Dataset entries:
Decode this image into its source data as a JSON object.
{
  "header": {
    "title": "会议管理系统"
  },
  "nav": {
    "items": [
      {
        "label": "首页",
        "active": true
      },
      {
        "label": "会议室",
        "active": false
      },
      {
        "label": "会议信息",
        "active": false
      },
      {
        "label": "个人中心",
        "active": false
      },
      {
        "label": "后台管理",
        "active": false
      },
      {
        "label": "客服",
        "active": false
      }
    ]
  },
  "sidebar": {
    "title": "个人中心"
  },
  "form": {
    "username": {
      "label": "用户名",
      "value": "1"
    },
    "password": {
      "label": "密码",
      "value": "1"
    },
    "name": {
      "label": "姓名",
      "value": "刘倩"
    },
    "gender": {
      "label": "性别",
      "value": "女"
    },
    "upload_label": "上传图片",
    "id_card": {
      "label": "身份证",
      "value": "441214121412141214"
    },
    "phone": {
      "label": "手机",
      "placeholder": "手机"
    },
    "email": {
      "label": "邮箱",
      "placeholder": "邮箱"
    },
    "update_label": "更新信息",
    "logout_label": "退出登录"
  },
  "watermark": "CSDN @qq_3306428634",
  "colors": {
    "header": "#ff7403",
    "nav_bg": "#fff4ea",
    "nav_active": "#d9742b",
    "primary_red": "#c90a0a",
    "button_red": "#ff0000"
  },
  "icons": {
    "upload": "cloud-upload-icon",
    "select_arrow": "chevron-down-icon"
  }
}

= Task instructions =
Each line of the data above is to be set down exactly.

= Result of the task =
Decode this image into its source data as a JSON object.
{
  "header": {
    "title": "会议管理系统"
  },
  "nav": {
    "items": [
      {
        "label": "首页",
        "active": true
      },
      {
        "label": "会议室",
        "active": false
      },
      {
        "label": "会议信息",
        "active": false
      },
      {
        "label": "个人中心",
        "active": false
      },
      {
        "label": "后台管理",
        "active": false
      },
      {
        "label": "客服",
        "active": false
      }
    ]
  },
  "sidebar": {
    "title": "个人中心"
  },
  "form": {
    "username": {
      "label": "用户名",
      "value": "1"
    },
    "password": {
      "label": "密码",
      "value": "1"
    },
    "name": {
      "label": "姓名",
      "value": "刘倩"
    },
    "gender": {
      "label": "性别",
      "value": "女"
    },
    "upload_label": "上传图片",
    "id_card": {
      "label": "身份证",
      "value": "441214121412141214"
    },
    "phone": {
      "label": "手机",
      "placeholder": "手机"
    },
    "email": {
      "label": "邮箱",
      "placeholder": "邮箱"
    },
    "update_label": "更新信息",
    "logout_label": "退出登录"
  },
  "watermark": "CSDN @qq_3306428634",
  "colors": {
    "header": "#ff7403",
    "nav_bg": "#fff4ea",
    "nav_active": "#d9742b",
    "primary_red": "#c90a0a",
    "button_red": "#ff0000"
  },
  "icons": {
    "upload": "cloud-upload-icon",
    "select_arrow": "chevron-down-icon"
  }
}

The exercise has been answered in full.